Exercise brief:
For this exercise, print the records below verbatim.

───── Exercise input ─────

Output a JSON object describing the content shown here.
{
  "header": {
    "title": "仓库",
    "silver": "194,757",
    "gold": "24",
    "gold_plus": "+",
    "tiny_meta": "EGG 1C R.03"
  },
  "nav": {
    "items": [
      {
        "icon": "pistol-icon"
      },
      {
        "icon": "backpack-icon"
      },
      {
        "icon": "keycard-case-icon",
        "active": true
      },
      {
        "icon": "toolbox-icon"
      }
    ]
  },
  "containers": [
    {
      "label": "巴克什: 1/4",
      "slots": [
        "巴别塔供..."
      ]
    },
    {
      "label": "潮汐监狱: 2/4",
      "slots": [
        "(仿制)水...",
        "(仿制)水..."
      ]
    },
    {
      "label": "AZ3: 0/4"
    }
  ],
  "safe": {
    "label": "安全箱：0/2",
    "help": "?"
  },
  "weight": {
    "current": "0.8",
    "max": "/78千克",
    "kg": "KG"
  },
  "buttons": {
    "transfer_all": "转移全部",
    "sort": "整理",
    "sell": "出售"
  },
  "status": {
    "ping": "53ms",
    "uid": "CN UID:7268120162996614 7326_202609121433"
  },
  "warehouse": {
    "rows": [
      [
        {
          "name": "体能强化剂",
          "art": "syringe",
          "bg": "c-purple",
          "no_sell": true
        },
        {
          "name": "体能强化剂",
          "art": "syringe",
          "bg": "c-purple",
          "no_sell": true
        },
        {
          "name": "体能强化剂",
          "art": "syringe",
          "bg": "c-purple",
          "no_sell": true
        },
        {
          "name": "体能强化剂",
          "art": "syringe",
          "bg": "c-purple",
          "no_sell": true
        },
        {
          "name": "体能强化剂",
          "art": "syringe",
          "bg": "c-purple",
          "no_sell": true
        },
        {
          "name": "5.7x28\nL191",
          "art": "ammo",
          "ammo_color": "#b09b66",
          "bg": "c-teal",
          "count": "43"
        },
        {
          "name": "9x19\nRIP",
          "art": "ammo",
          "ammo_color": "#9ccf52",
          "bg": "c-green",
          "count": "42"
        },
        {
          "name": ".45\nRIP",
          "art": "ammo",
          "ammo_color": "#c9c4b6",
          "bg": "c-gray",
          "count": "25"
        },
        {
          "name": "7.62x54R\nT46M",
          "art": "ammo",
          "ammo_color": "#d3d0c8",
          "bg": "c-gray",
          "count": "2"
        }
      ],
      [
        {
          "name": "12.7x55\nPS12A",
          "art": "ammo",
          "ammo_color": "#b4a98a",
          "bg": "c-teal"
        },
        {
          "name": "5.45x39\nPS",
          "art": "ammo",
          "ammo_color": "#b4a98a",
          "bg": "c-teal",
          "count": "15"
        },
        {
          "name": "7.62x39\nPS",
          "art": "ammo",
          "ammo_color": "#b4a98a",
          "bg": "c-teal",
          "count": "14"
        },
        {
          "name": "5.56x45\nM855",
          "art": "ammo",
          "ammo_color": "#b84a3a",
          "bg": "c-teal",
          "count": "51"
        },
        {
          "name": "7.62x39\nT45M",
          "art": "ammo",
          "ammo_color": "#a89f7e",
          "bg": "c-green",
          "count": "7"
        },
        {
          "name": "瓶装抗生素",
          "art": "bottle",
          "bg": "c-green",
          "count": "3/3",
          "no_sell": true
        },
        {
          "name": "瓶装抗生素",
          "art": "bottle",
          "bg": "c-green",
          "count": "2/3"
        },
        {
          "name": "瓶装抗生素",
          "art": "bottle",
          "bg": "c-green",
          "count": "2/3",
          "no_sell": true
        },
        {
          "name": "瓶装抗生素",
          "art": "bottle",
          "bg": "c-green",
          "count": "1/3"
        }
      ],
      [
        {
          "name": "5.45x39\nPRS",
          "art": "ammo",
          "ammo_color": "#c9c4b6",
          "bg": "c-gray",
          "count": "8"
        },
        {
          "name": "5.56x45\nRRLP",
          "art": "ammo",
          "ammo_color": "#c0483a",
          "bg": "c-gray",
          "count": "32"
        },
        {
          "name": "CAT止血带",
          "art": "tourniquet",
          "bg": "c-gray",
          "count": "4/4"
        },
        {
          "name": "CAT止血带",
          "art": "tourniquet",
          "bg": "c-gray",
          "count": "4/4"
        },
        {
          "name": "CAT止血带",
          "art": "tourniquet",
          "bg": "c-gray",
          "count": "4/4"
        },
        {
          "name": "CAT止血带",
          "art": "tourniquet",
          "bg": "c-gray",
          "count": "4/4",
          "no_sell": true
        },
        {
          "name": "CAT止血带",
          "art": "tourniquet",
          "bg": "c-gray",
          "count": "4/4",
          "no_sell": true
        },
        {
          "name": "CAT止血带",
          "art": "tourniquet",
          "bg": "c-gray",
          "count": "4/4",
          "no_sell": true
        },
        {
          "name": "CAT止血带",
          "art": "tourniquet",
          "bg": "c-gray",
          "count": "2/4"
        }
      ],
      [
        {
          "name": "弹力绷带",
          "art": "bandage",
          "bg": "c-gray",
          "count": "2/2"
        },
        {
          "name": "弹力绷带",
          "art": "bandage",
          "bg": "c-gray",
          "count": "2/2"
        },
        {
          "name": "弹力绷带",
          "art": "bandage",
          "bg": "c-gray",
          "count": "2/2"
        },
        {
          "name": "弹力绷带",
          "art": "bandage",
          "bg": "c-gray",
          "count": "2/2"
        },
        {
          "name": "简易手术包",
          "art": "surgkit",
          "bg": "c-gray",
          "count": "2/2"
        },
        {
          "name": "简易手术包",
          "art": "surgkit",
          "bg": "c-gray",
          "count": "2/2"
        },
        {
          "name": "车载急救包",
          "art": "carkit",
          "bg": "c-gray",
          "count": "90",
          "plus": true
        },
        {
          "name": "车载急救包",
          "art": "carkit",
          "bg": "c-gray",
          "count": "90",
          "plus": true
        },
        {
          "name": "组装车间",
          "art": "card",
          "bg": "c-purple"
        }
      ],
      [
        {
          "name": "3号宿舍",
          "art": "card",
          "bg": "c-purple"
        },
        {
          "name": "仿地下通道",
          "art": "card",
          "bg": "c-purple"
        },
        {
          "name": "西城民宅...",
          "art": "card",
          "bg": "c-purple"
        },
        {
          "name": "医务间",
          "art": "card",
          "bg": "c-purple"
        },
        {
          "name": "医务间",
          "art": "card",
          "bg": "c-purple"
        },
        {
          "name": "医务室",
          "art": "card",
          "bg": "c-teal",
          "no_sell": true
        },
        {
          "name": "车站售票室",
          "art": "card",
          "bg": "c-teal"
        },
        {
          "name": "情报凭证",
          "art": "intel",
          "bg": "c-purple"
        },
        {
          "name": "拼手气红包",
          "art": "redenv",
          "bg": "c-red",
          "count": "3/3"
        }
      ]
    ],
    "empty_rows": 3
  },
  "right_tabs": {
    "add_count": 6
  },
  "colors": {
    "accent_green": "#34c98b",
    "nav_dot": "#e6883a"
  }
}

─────

Task response:
Output a JSON object describing the content shown here.
{
  "header": {
    "title": "仓库",
    "silver": "194,757",
    "gold": "24",
    "gold_plus": "+",
    "tiny_meta": "EGG 1C R.03"
  },
  "nav": {
    "items": [
      {
        "icon": "pistol-icon"
      },
      {
        "icon": "backpack-icon"
      },
      {
        "icon": "keycard-case-icon",
        "active": true
      },
      {
        "icon": "toolbox-icon"
      }
    ]
  },
  "containers": [
    {
      "label": "巴克什: 1/4",
      "slots": [
        "巴别塔供..."
      ]
    },
    {
      "label": "潮汐监狱: 2/4",
      "slots": [
        "(仿制)水...",
        "(仿制)水..."
      ]
    },
    {
      "label": "AZ3: 0/4"
    }
  ],
  "safe": {
    "label": "安全箱：0/2",
    "help": "?"
  },
  "weight": {
    "current": "0.8",
    "max": "/78千克",
    "kg": "KG"
  },
  "buttons": {
    "transfer_all": "转移全部",
    "sort": "整理",
    "sell": "出售"
  },
  "status": {
    "ping": "53ms",
    "uid": "CN UID:7268120162996614 7326_202609121433"
  },
  "warehouse": {
    "rows": [
      [
        {
          "name": "体能强化剂",
          "art": "syringe",
          "bg": "c-purple",
          "no_sell": true
        },
        {
          "name": "体能强化剂",
          "art": "syringe",
          "bg": "c-purple",
          "no_sell": true
        },
        {
          "name": "体能强化剂",
          "art": "syringe",
          "bg": "c-purple",
          "no_sell": true
        },
        {
          "name": "体能强化剂",
          "art": "syringe",
          "bg": "c-purple",
          "no_sell": true
        },
        {
          "name": "体能强化剂",
          "art": "syringe",
          "bg": "c-purple",
          "no_sell": true
        },
        {
          "name": "5.7x28\nL191",
          "art": "ammo",
          "ammo_color": "#b09b66",
          "bg": "c-teal",
          "count": "43"
        },
        {
          "name": "9x19\nRIP",
          "art": "ammo",
          "ammo_color": "#9ccf52",
          "bg": "c-green",
          "count": "42"
        },
        {
          "name": ".45\nRIP",
          "art": "ammo",
          "ammo_color": "#c9c4b6",
          "bg": "c-gray",
          "count": "25"
        },
        {
          "name": "7.62x54R\nT46M",
          "art": "ammo",
          "ammo_color": "#d3d0c8",
          "bg": "c-gray",
          "count": "2"
        }
      ],
      [
        {
          "name": "12.7x55\nPS12A",
          "art": "ammo",
          "ammo_color": "#b4a98a",
          "bg": "c-teal"
        },
        {
          "name": "5.45x39\nPS",
          "art": "ammo",
          "ammo_color": "#b4a98a",
          "bg": "c-teal",
          "count": "15"
        },
        {
          "name": "7.62x39\nPS",
          "art": "ammo",
          "ammo_color": "#b4a98a",
          "bg": "c-teal",
          "count": "14"
        },
        {
          "name": "5.56x45\nM855",
          "art": "ammo",
          "ammo_color": "#b84a3a",
          "bg": "c-teal",
          "count": "51"
        },
        {
          "name": "7.62x39\nT45M",
          "art": "ammo",
          "ammo_color": "#a89f7e",
          "bg": "c-green",
          "count": "7"
        },
        {
          "name": "瓶装抗生素",
          "art": "bottle",
          "bg": "c-green",
          "count": "3/3",
          "no_sell": true
        },
        {
          "name": "瓶装抗生素",
          "art": "bottle",
          "bg": "c-green",
          "count": "2/3"
        },
        {
          "name": "瓶装抗生素",
          "art": "bottle",
          "bg": "c-green",
          "count": "2/3",
          "no_sell": true
        },
        {
          "name": "瓶装抗生素",
          "art": "bottle",
          "bg": "c-green",
          "count": "1/3"
        }
      ],
      [
        {
          "name": "5.45x39\nPRS",
          "art": "ammo",
          "ammo_color": "#c9c4b6",
          "bg": "c-gray",
          "count": "8"
        },
        {
          "name": "5.56x45\nRRLP",
          "art": "ammo",
          "ammo_color": "#c0483a",
          "bg": "c-gray",
          "count": "32"
        },
        {
          "name": "CAT止血带",
          "art": "tourniquet",
          "bg": "c-gray",
          "count": "4/4"
        },
        {
          "name": "CAT止血带",
          "art": "tourniquet",
          "bg": "c-gray",
          "count": "4/4"
        },
        {
          "name": "CAT止血带",
          "art": "tourniquet",
          "bg": "c-gray",
          "count": "4/4"
        },
        {
          "name": "CAT止血带",
          "art": "tourniquet",
          "bg": "c-gray",
          "count": "4/4",
          "no_sell": true
        },
        {
          "name": "CAT止血带",
          "art": "tourniquet",
          "bg": "c-gray",
          "count": "4/4",
          "no_sell": true
        },
        {
          "name": "CAT止血带",
          "art": "tourniquet",
          "bg": "c-gray",
          "count": "4/4",
          "no_sell": true
        },
        {
          "name": "CAT止血带",
          "art": "tourniquet",
          "bg": "c-gray",
          "count": "2/4"
        }
      ],
      [
        {
          "name": "弹力绷带",
          "art": "bandage",
          "bg": "c-gray",
          "count": "2/2"
        },
        {
          "name": "弹力绷带",
          "art": "bandage",
          "bg": "c-gray",
          "count": "2/2"
        },
        {
          "name": "弹力绷带",
          "art": "bandage",
          "bg": "c-gray",
          "count": "2/2"
        },
        {
          "name": "弹力绷带",
          "art": "bandage",
          "bg": "c-gray",
          "count": "2/2"
        },
        {
          "name": "简易手术包",
          "art": "surgkit",
          "bg": "c-gray",
          "count": "2/2"
        },
        {
          "name": "简易手术包",
          "art": "surgkit",
          "bg": "c-gray",
          "count": "2/2"
        },
        {
          "name": "车载急救包",
          "art": "carkit",
          "bg": "c-gray",
          "count": "90",
          "plus": true
        },
        {
          "name": "车载急救包",
          "art": "carkit",
          "bg": "c-gray",
          "count": "90",
          "plus": true
        },
        {
          "name": "组装车间",
          "art": "card",
          "bg": "c-purple"
        }
      ],
      [
        {
          "name": "3号宿舍",
          "art": "card",
          "bg": "c-purple"
        },
        {
          "name": "仿地下通道",
          "art": "card",
          "bg": "c-purple"
        },
        {
          "name": "西城民宅...",
          "art": "card",
          "bg": "c-purple"
        },
        {
          "name": "医务间",
          "art": "card",
          "bg": "c-purple"
        },
        {
          "name": "医务间",
          "art": "card",
          "bg": "c-purple"
        },
        {
          "name": "医务室",
          "art": "card",
          "bg": "c-teal",
          "no_sell": true
        },
        {
          "name": "车站售票室",
          "art": "card",
          "bg": "c-teal"
        },
        {
          "name": "情报凭证",
          "art": "intel",
          "bg": "c-purple"
        },
        {
          "name": "拼手气红包",
          "art": "redenv",
          "bg": "c-red",
          "count": "3/3"
        }
      ]
    ],
    "empty_rows": 3
  },
  "right_tabs": {
    "add_count": 6
  },
  "colors": {
    "accent_green": "#34c98b",
    "nav_dot": "#e6883a"
  }
}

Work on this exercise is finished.